**Work to complete**
Give the records again exactly as written. Leave out the pictures.
━━ Records supplied
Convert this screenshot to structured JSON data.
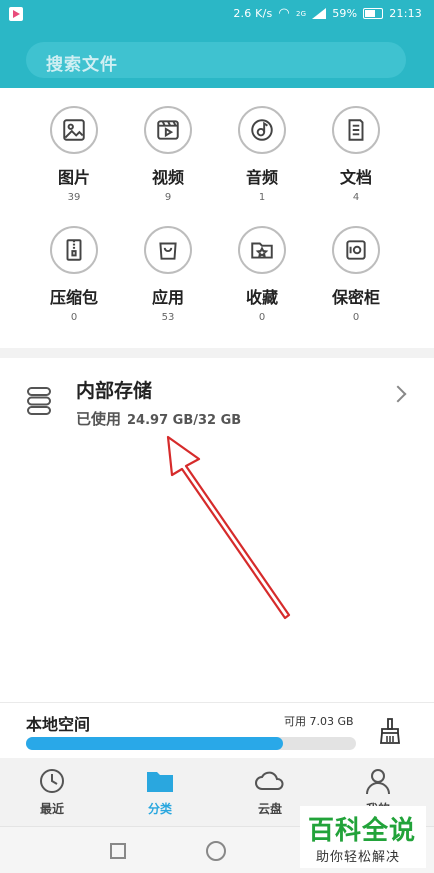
{
  "status_bar": {
    "speed": "2.6 K/s",
    "net_type": "2G",
    "battery": "59%",
    "time": "21:13"
  },
  "search": {
    "placeholder": "搜索文件"
  },
  "categories": [
    {
      "label": "图片",
      "count": "39",
      "icon": "image-icon"
    },
    {
      "label": "视频",
      "count": "9",
      "icon": "video-icon"
    },
    {
      "label": "音频",
      "count": "1",
      "icon": "music-icon"
    },
    {
      "label": "文档",
      "count": "4",
      "icon": "document-icon"
    },
    {
      "label": "压缩包",
      "count": "0",
      "icon": "zip-icon"
    },
    {
      "label": "应用",
      "count": "53",
      "icon": "app-bag-icon"
    },
    {
      "label": "收藏",
      "count": "0",
      "icon": "favorite-folder-icon"
    },
    {
      "label": "保密柜",
      "count": "0",
      "icon": "safe-icon"
    }
  ],
  "storage": {
    "title": "内部存储",
    "used_label": "已使用",
    "used_value": "24.97 GB/32 GB"
  },
  "local_space": {
    "title": "本地空间",
    "available": "可用 7.03 GB",
    "used_fraction": 0.78
  },
  "tabs": [
    {
      "label": "最近",
      "icon": "clock-icon",
      "active": false
    },
    {
      "label": "分类",
      "icon": "folder-icon",
      "active": true
    },
    {
      "label": "云盘",
      "icon": "cloud-icon",
      "active": false
    },
    {
      "label": "我的",
      "icon": "person-icon",
      "active": false
    }
  ],
  "watermark": {
    "title": "百科全说",
    "subtitle": "助你轻松解决"
  },
  "colors": {
    "header": "#2bb7c6",
    "accent": "#2aa7df",
    "progress": "#29a8e8",
    "arrow": "#d62b2b",
    "watermark": "#22a33a"
  }
}
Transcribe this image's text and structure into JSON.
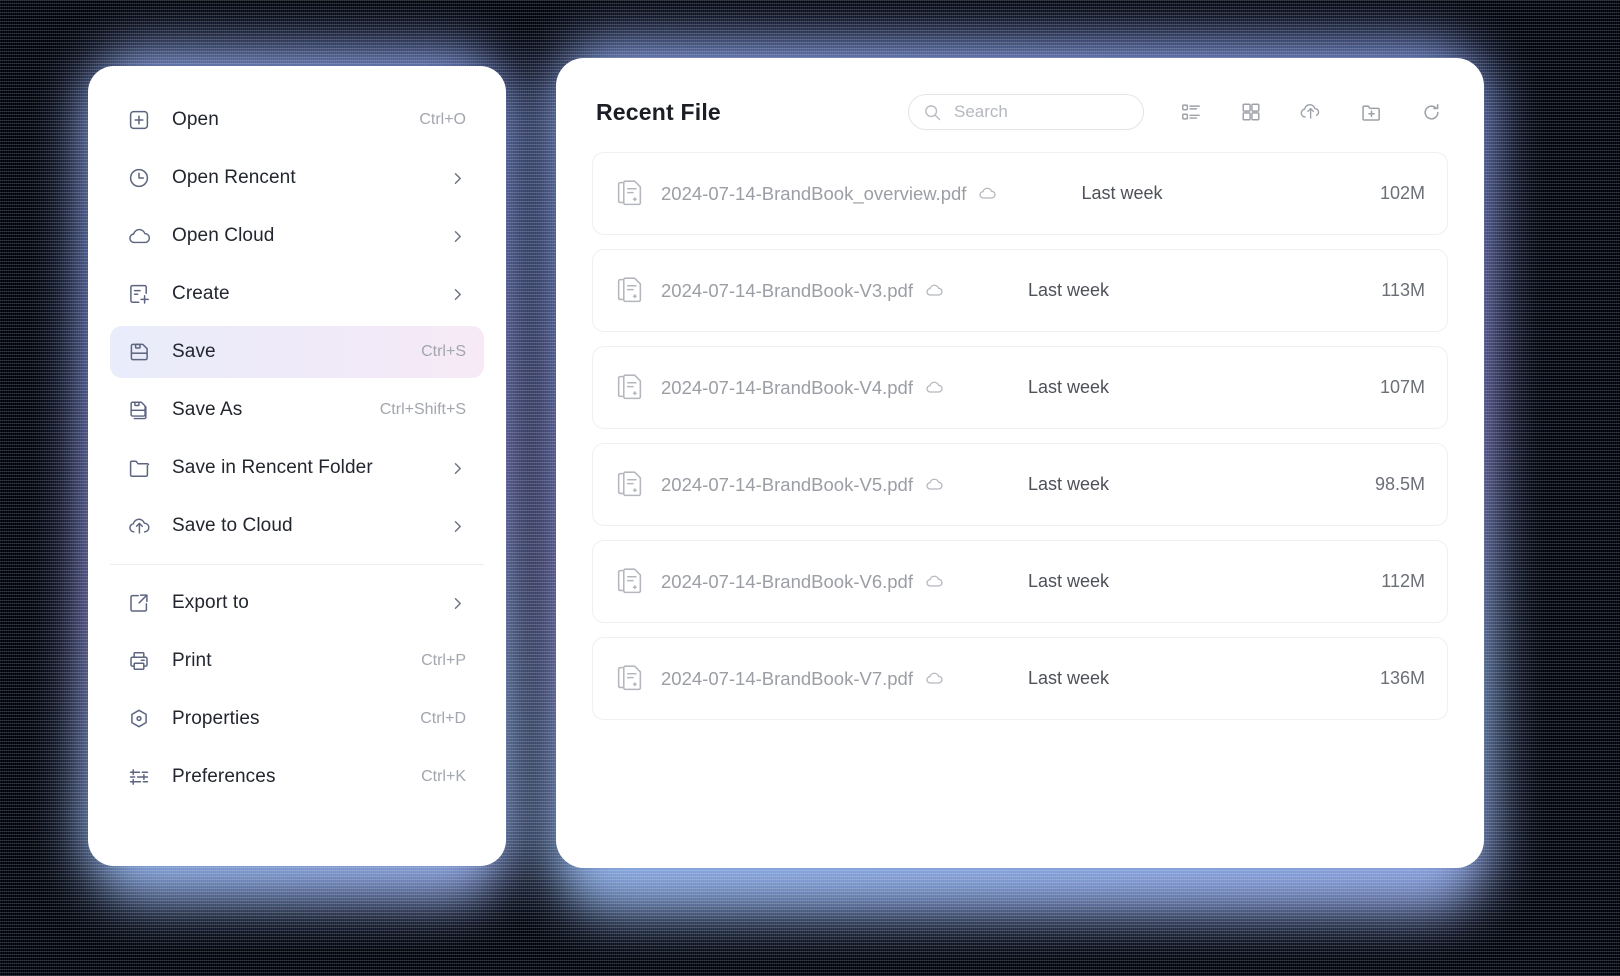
{
  "menu": {
    "items": [
      {
        "label": "Open",
        "icon": "open-file-icon",
        "shortcut": "Ctrl+O",
        "submenu": false,
        "active": false
      },
      {
        "label": "Open Rencent",
        "icon": "clock-icon",
        "shortcut": "",
        "submenu": true,
        "active": false
      },
      {
        "label": "Open Cloud",
        "icon": "cloud-icon",
        "shortcut": "",
        "submenu": true,
        "active": false
      },
      {
        "label": "Create",
        "icon": "create-document-icon",
        "shortcut": "",
        "submenu": true,
        "active": false
      },
      {
        "label": "Save",
        "icon": "floppy-disk-icon",
        "shortcut": "Ctrl+S",
        "submenu": false,
        "active": true
      },
      {
        "label": "Save As",
        "icon": "floppy-disk-copy-icon",
        "shortcut": "Ctrl+Shift+S",
        "submenu": false,
        "active": false
      },
      {
        "label": "Save in Rencent Folder",
        "icon": "folder-icon",
        "shortcut": "",
        "submenu": true,
        "active": false
      },
      {
        "label": "Save to Cloud",
        "icon": "cloud-upload-icon",
        "shortcut": "",
        "submenu": true,
        "active": false
      }
    ],
    "items_after_divider": [
      {
        "label": "Export to",
        "icon": "export-icon",
        "shortcut": "",
        "submenu": true,
        "active": false
      },
      {
        "label": "Print",
        "icon": "printer-icon",
        "shortcut": "Ctrl+P",
        "submenu": false,
        "active": false
      },
      {
        "label": "Properties",
        "icon": "hexagon-info-icon",
        "shortcut": "Ctrl+D",
        "submenu": false,
        "active": false
      },
      {
        "label": "Preferences",
        "icon": "sliders-icon",
        "shortcut": "Ctrl+K",
        "submenu": false,
        "active": false
      }
    ]
  },
  "files_panel": {
    "title": "Recent File",
    "search": {
      "value": "",
      "placeholder": "Search",
      "icon": "search-icon"
    },
    "tools": [
      {
        "name": "list-view-icon",
        "label": "List view"
      },
      {
        "name": "grid-view-icon",
        "label": "Grid view"
      },
      {
        "name": "cloud-upload-icon",
        "label": "Upload to cloud"
      },
      {
        "name": "new-folder-icon",
        "label": "New folder"
      },
      {
        "name": "refresh-icon",
        "label": "Refresh"
      }
    ],
    "rows": [
      {
        "name": "2024-07-14-BrandBook_overview.pdf",
        "cloud": true,
        "date": "Last week",
        "size": "102M"
      },
      {
        "name": "2024-07-14-BrandBook-V3.pdf",
        "cloud": true,
        "date": "Last week",
        "size": "113M"
      },
      {
        "name": "2024-07-14-BrandBook-V4.pdf",
        "cloud": true,
        "date": "Last week",
        "size": "107M"
      },
      {
        "name": "2024-07-14-BrandBook-V5.pdf",
        "cloud": true,
        "date": "Last week",
        "size": "98.5M"
      },
      {
        "name": "2024-07-14-BrandBook-V6.pdf",
        "cloud": true,
        "date": "Last week",
        "size": "112M"
      },
      {
        "name": "2024-07-14-BrandBook-V7.pdf",
        "cloud": true,
        "date": "Last week",
        "size": "136M"
      }
    ]
  },
  "colors": {
    "active_highlight_start": "#e9ecfb",
    "active_highlight_end": "#f7eaf6",
    "backdrop_glow": "#8fa8ef",
    "card_background": "#ffffff",
    "page_background": "#000000"
  }
}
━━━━
**Your solution**
Convert this screenshot to structured JSON data.
{
  "status_bar": {
    "speed": "2.6 K/s",
    "net_type": "2G",
    "battery": "59%",
    "time": "21:13"
  },
  "search": {
    "placeholder": "搜索文件"
  },
  "categories": [
    {
      "label": "图片",
      "count": "39",
      "icon": "image-icon"
    },
    {
      "label": "视频",
      "count": "9",
      "icon": "video-icon"
    },
    {
      "label": "音频",
      "count": "1",
      "icon": "music-icon"
    },
    {
      "label": "文档",
      "count": "4",
      "icon": "document-icon"
    },
    {
      "label": "压缩包",
      "count": "0",
      "icon": "zip-icon"
    },
    {
      "label": "应用",
      "count": "53",
      "icon": "app-bag-icon"
    },
    {
      "label": "收藏",
      "count": "0",
      "icon": "favorite-folder-icon"
    },
    {
      "label": "保密柜",
      "count": "0",
      "icon": "safe-icon"
    }
  ],
  "storage": {
    "title": "内部存储",
    "used_label": "已使用",
    "used_value": "24.97 GB/32 GB"
  },
  "local_space": {
    "title": "本地空间",
    "available": "可用 7.03 GB",
    "used_fraction": 0.78
  },
  "tabs": [
    {
      "label": "最近",
      "icon": "clock-icon",
      "active": false
    },
    {
      "label": "分类",
      "icon": "folder-icon",
      "active": true
    },
    {
      "label": "云盘",
      "icon": "cloud-icon",
      "active": false
    },
    {
      "label": "我的",
      "icon": "person-icon",
      "active": false
    }
  ],
  "watermark": {
    "title": "百科全说",
    "subtitle": "助你轻松解决"
  },
  "colors": {
    "header": "#2bb7c6",
    "accent": "#2aa7df",
    "progress": "#29a8e8",
    "arrow": "#d62b2b",
    "watermark": "#22a33a"
  }
}
Transcribe this image's text and structure into JSON.
{
  "menu": {
    "items": [
      {
        "label": "Open",
        "icon": "open-file-icon",
        "shortcut": "Ctrl+O",
        "submenu": false,
        "active": false
      },
      {
        "label": "Open Rencent",
        "icon": "clock-icon",
        "shortcut": "",
        "submenu": true,
        "active": false
      },
      {
        "label": "Open Cloud",
        "icon": "cloud-icon",
        "shortcut": "",
        "submenu": true,
        "active": false
      },
      {
        "label": "Create",
        "icon": "create-document-icon",
        "shortcut": "",
        "submenu": true,
        "active": false
      },
      {
        "label": "Save",
        "icon": "floppy-disk-icon",
        "shortcut": "Ctrl+S",
        "submenu": false,
        "active": true
      },
      {
        "label": "Save As",
        "icon": "floppy-disk-copy-icon",
        "shortcut": "Ctrl+Shift+S",
        "submenu": false,
        "active": false
      },
      {
        "label": "Save in Rencent Folder",
        "icon": "folder-icon",
        "shortcut": "",
        "submenu": true,
        "active": false
      },
      {
        "label": "Save to Cloud",
        "icon": "cloud-upload-icon",
        "shortcut": "",
        "submenu": true,
        "active": false
      }
    ],
    "items_after_divider": [
      {
        "label": "Export to",
        "icon": "export-icon",
        "shortcut": "",
        "submenu": true,
        "active": false
      },
      {
        "label": "Print",
        "icon": "printer-icon",
        "shortcut": "Ctrl+P",
        "submenu": false,
        "active": false
      },
      {
        "label": "Properties",
        "icon": "hexagon-info-icon",
        "shortcut": "Ctrl+D",
        "submenu": false,
        "active": false
      },
      {
        "label": "Preferences",
        "icon": "sliders-icon",
        "shortcut": "Ctrl+K",
        "submenu": false,
        "active": false
      }
    ]
  },
  "files_panel": {
    "title": "Recent File",
    "search": {
      "value": "",
      "placeholder": "Search",
      "icon": "search-icon"
    },
    "tools": [
      {
        "name": "list-view-icon",
        "label": "List view"
      },
      {
        "name": "grid-view-icon",
        "label": "Grid view"
      },
      {
        "name": "cloud-upload-icon",
        "label": "Upload to cloud"
      },
      {
        "name": "new-folder-icon",
        "label": "New folder"
      },
      {
        "name": "refresh-icon",
        "label": "Refresh"
      }
    ],
    "rows": [
      {
        "name": "2024-07-14-BrandBook_overview.pdf",
        "cloud": true,
        "date": "Last week",
        "size": "102M"
      },
      {
        "name": "2024-07-14-BrandBook-V3.pdf",
        "cloud": true,
        "date": "Last week",
        "size": "113M"
      },
      {
        "name": "2024-07-14-BrandBook-V4.pdf",
        "cloud": true,
        "date": "Last week",
        "size": "107M"
      },
      {
        "name": "2024-07-14-BrandBook-V5.pdf",
        "cloud": true,
        "date": "Last week",
        "size": "98.5M"
      },
      {
        "name": "2024-07-14-BrandBook-V6.pdf",
        "cloud": true,
        "date": "Last week",
        "size": "112M"
      },
      {
        "name": "2024-07-14-BrandBook-V7.pdf",
        "cloud": true,
        "date": "Last week",
        "size": "136M"
      }
    ]
  },
  "colors": {
    "active_highlight_start": "#e9ecfb",
    "active_highlight_end": "#f7eaf6",
    "backdrop_glow": "#8fa8ef",
    "card_background": "#ffffff",
    "page_background": "#000000"
  }
}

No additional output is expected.